Task requirements →
In the records that follow, find each line with the word "YAYIN" and copy it.

+ + + + + + +

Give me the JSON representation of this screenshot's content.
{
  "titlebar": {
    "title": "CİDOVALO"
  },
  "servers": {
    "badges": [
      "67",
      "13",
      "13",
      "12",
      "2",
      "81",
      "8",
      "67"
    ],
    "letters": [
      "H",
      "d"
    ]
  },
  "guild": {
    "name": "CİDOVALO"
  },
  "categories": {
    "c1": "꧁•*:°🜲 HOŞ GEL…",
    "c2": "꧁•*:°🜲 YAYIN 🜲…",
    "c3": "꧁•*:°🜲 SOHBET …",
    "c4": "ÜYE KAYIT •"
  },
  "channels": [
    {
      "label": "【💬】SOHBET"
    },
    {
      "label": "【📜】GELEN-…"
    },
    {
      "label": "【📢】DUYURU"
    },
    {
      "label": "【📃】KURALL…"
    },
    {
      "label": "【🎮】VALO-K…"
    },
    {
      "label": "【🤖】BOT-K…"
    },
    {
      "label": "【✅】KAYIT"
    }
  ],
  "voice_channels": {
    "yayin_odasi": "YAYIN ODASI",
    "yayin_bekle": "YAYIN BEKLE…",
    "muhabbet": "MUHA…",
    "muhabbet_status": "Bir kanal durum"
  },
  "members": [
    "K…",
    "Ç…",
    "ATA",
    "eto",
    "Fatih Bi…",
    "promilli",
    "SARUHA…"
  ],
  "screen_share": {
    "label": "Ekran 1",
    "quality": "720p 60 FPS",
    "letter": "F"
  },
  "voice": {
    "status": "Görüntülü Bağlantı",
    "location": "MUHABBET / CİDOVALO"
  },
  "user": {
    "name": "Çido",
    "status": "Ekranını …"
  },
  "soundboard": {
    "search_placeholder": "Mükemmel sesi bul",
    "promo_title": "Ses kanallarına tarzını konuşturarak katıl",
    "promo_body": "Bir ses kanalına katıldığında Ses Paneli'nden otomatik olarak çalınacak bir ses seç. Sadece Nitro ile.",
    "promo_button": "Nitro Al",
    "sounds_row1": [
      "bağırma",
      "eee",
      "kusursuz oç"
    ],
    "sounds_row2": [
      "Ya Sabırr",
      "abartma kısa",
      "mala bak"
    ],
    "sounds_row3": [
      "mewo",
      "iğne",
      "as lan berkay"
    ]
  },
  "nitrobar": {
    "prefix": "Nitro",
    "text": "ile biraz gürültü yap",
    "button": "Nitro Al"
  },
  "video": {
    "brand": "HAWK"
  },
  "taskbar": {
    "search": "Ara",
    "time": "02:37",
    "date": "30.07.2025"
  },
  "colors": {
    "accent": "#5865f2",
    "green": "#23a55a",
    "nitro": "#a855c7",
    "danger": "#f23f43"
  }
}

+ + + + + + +

Task result →
    "c2": "꧁•*:°🜲 YAYIN 🜲…",
    "yayin_odasi": "YAYIN ODASI",
    "yayin_bekle": "YAYIN BEKLE…",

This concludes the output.